Page and application data records
○ ○ ○ ○
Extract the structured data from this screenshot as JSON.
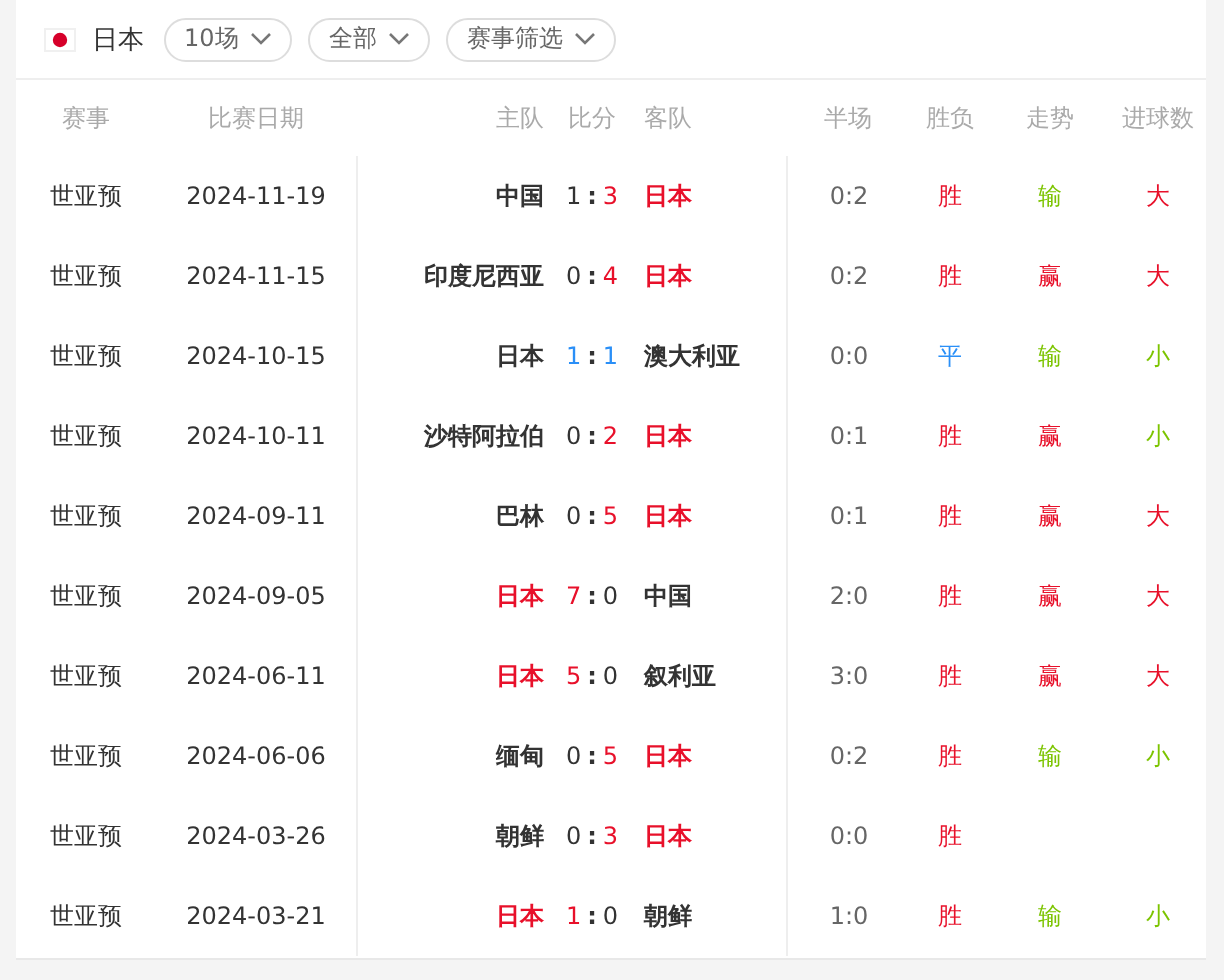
{
  "team": {
    "name": "日本"
  },
  "filters": [
    {
      "label": "10场"
    },
    {
      "label": "全部"
    },
    {
      "label": "赛事筛选"
    }
  ],
  "columns": {
    "league": "赛事",
    "date": "比赛日期",
    "home": "主队",
    "score": "比分",
    "away": "客队",
    "half": "半场",
    "result": "胜负",
    "trend": "走势",
    "goals": "进球数"
  },
  "rows": [
    {
      "league": "世亚预",
      "date": "2024-11-19",
      "separator": ":",
      "home": {
        "text": "中国",
        "color": "#333333"
      },
      "home_score": {
        "text": "1",
        "color": "#333333"
      },
      "away_score": {
        "text": "3",
        "color": "#e8102a"
      },
      "away": {
        "text": "日本",
        "color": "#e8102a"
      },
      "half": "0:2",
      "result": {
        "text": "胜",
        "color": "#e8102a"
      },
      "trend": {
        "text": "输",
        "color": "#7cc400"
      },
      "goals": {
        "text": "大",
        "color": "#e8102a"
      }
    },
    {
      "league": "世亚预",
      "date": "2024-11-15",
      "separator": ":",
      "home": {
        "text": "印度尼西亚",
        "color": "#333333"
      },
      "home_score": {
        "text": "0",
        "color": "#333333"
      },
      "away_score": {
        "text": "4",
        "color": "#e8102a"
      },
      "away": {
        "text": "日本",
        "color": "#e8102a"
      },
      "half": "0:2",
      "result": {
        "text": "胜",
        "color": "#e8102a"
      },
      "trend": {
        "text": "赢",
        "color": "#e8102a"
      },
      "goals": {
        "text": "大",
        "color": "#e8102a"
      }
    },
    {
      "league": "世亚预",
      "date": "2024-10-15",
      "separator": ":",
      "home": {
        "text": "日本",
        "color": "#333333"
      },
      "home_score": {
        "text": "1",
        "color": "#2a8ff7"
      },
      "away_score": {
        "text": "1",
        "color": "#2a8ff7"
      },
      "away": {
        "text": "澳大利亚",
        "color": "#333333"
      },
      "half": "0:0",
      "result": {
        "text": "平",
        "color": "#2a8ff7"
      },
      "trend": {
        "text": "输",
        "color": "#7cc400"
      },
      "goals": {
        "text": "小",
        "color": "#7cc400"
      }
    },
    {
      "league": "世亚预",
      "date": "2024-10-11",
      "separator": ":",
      "home": {
        "text": "沙特阿拉伯",
        "color": "#333333"
      },
      "home_score": {
        "text": "0",
        "color": "#333333"
      },
      "away_score": {
        "text": "2",
        "color": "#e8102a"
      },
      "away": {
        "text": "日本",
        "color": "#e8102a"
      },
      "half": "0:1",
      "result": {
        "text": "胜",
        "color": "#e8102a"
      },
      "trend": {
        "text": "赢",
        "color": "#e8102a"
      },
      "goals": {
        "text": "小",
        "color": "#7cc400"
      }
    },
    {
      "league": "世亚预",
      "date": "2024-09-11",
      "separator": ":",
      "home": {
        "text": "巴林",
        "color": "#333333"
      },
      "home_score": {
        "text": "0",
        "color": "#333333"
      },
      "away_score": {
        "text": "5",
        "color": "#e8102a"
      },
      "away": {
        "text": "日本",
        "color": "#e8102a"
      },
      "half": "0:1",
      "result": {
        "text": "胜",
        "color": "#e8102a"
      },
      "trend": {
        "text": "赢",
        "color": "#e8102a"
      },
      "goals": {
        "text": "大",
        "color": "#e8102a"
      }
    },
    {
      "league": "世亚预",
      "date": "2024-09-05",
      "separator": ":",
      "home": {
        "text": "日本",
        "color": "#e8102a"
      },
      "home_score": {
        "text": "7",
        "color": "#e8102a"
      },
      "away_score": {
        "text": "0",
        "color": "#333333"
      },
      "away": {
        "text": "中国",
        "color": "#333333"
      },
      "half": "2:0",
      "result": {
        "text": "胜",
        "color": "#e8102a"
      },
      "trend": {
        "text": "赢",
        "color": "#e8102a"
      },
      "goals": {
        "text": "大",
        "color": "#e8102a"
      }
    },
    {
      "league": "世亚预",
      "date": "2024-06-11",
      "separator": ":",
      "home": {
        "text": "日本",
        "color": "#e8102a"
      },
      "home_score": {
        "text": "5",
        "color": "#e8102a"
      },
      "away_score": {
        "text": "0",
        "color": "#333333"
      },
      "away": {
        "text": "叙利亚",
        "color": "#333333"
      },
      "half": "3:0",
      "result": {
        "text": "胜",
        "color": "#e8102a"
      },
      "trend": {
        "text": "赢",
        "color": "#e8102a"
      },
      "goals": {
        "text": "大",
        "color": "#e8102a"
      }
    },
    {
      "league": "世亚预",
      "date": "2024-06-06",
      "separator": ":",
      "home": {
        "text": "缅甸",
        "color": "#333333"
      },
      "home_score": {
        "text": "0",
        "color": "#333333"
      },
      "away_score": {
        "text": "5",
        "color": "#e8102a"
      },
      "away": {
        "text": "日本",
        "color": "#e8102a"
      },
      "half": "0:2",
      "result": {
        "text": "胜",
        "color": "#e8102a"
      },
      "trend": {
        "text": "输",
        "color": "#7cc400"
      },
      "goals": {
        "text": "小",
        "color": "#7cc400"
      }
    },
    {
      "league": "世亚预",
      "date": "2024-03-26",
      "separator": ":",
      "home": {
        "text": "朝鲜",
        "color": "#333333"
      },
      "home_score": {
        "text": "0",
        "color": "#333333"
      },
      "away_score": {
        "text": "3",
        "color": "#e8102a"
      },
      "away": {
        "text": "日本",
        "color": "#e8102a"
      },
      "half": "0:0",
      "result": {
        "text": "胜",
        "color": "#e8102a"
      }
    },
    {
      "league": "世亚预",
      "date": "2024-03-21",
      "separator": ":",
      "home": {
        "text": "日本",
        "color": "#e8102a"
      },
      "home_score": {
        "text": "1",
        "color": "#e8102a"
      },
      "away_score": {
        "text": "0",
        "color": "#333333"
      },
      "away": {
        "text": "朝鲜",
        "color": "#333333"
      },
      "half": "1:0",
      "result": {
        "text": "胜",
        "color": "#e8102a"
      },
      "trend": {
        "text": "输",
        "color": "#7cc400"
      },
      "goals": {
        "text": "小",
        "color": "#7cc400"
      }
    }
  ]
}
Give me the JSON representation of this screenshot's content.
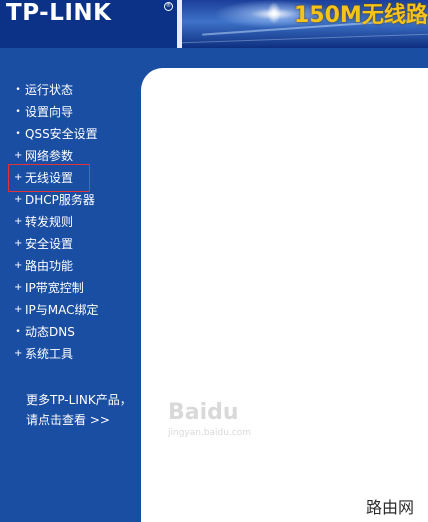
{
  "header": {
    "logo_text": "TP-LINK",
    "product_title": "150M无线路"
  },
  "sidebar": {
    "items": [
      {
        "label": "运行状态",
        "marker": "•"
      },
      {
        "label": "设置向导",
        "marker": "•",
        "selected": true
      },
      {
        "label": "QSS安全设置",
        "marker": "•"
      },
      {
        "label": "网络参数",
        "marker": "+"
      },
      {
        "label": "无线设置",
        "marker": "+"
      },
      {
        "label": "DHCP服务器",
        "marker": "+"
      },
      {
        "label": "转发规则",
        "marker": "+"
      },
      {
        "label": "安全设置",
        "marker": "+"
      },
      {
        "label": "路由功能",
        "marker": "+"
      },
      {
        "label": "IP带宽控制",
        "marker": "+"
      },
      {
        "label": "IP与MAC绑定",
        "marker": "+"
      },
      {
        "label": "动态DNS",
        "marker": "•"
      },
      {
        "label": "系统工具",
        "marker": "+"
      }
    ],
    "more_line1": "更多TP-LINK产品，",
    "more_line2": "请点击查看 >>"
  },
  "watermark": {
    "text": "Baidu",
    "url": "jingyan.baidu.com"
  },
  "site_badge": "路由网",
  "colors": {
    "sidebar_bg": "#1a4ea3",
    "header_bg": "#0c3288",
    "title_yellow": "#f6c31a",
    "selection_border": "#e0343a"
  }
}
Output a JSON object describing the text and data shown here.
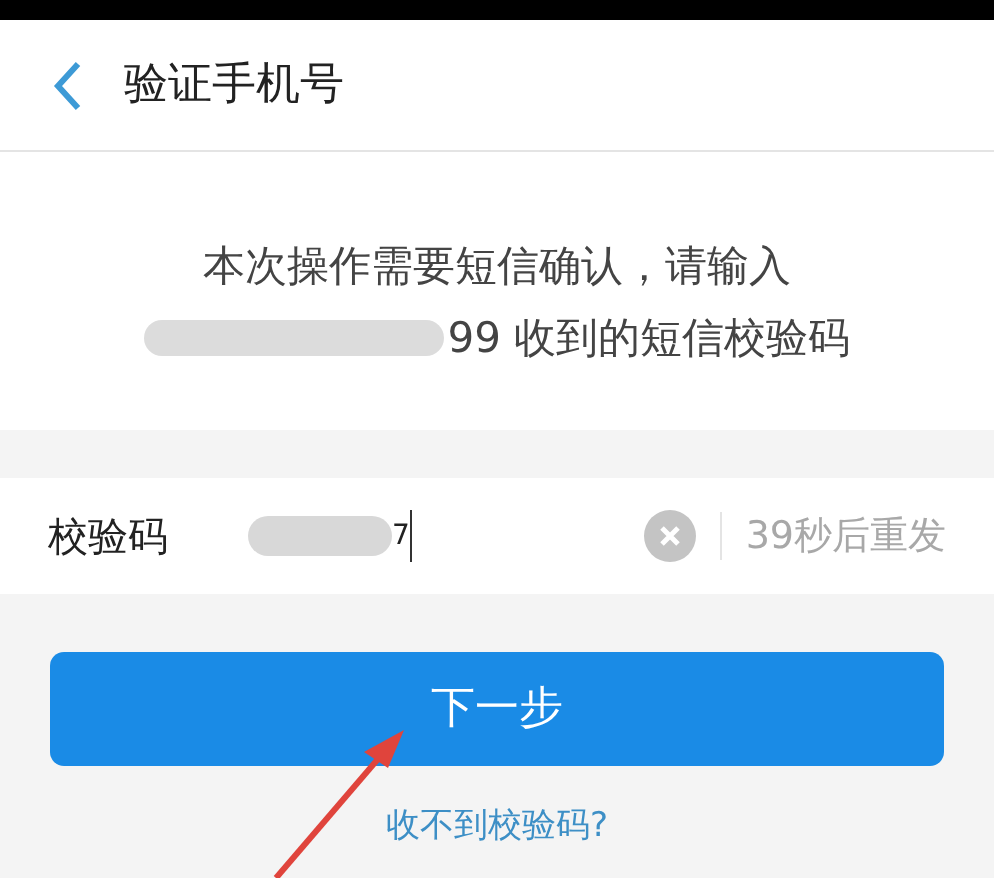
{
  "header": {
    "title": "验证手机号"
  },
  "message": {
    "line_1": "本次操作需要短信确认，请输入",
    "line_2": "99 收到的短信校验码"
  },
  "code_field": {
    "label": "校验码",
    "value": "7",
    "resend": "39秒后重发"
  },
  "next_button": {
    "label": "下一步"
  },
  "help_link": {
    "label": "收不到校验码?"
  }
}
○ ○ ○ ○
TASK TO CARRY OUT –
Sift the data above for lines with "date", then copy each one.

ANSWER SPACE –
    "date": "比赛日期",
      "date": "2024-11-19",
      "date": "2024-11-15",
      "date": "2024-10-15",
      "date": "2024-10-11",
      "date": "2024-09-11",
      "date": "2024-09-05",
      "date": "2024-06-11",
      "date": "2024-06-06",
      "date": "2024-03-26",
      "date": "2024-03-21",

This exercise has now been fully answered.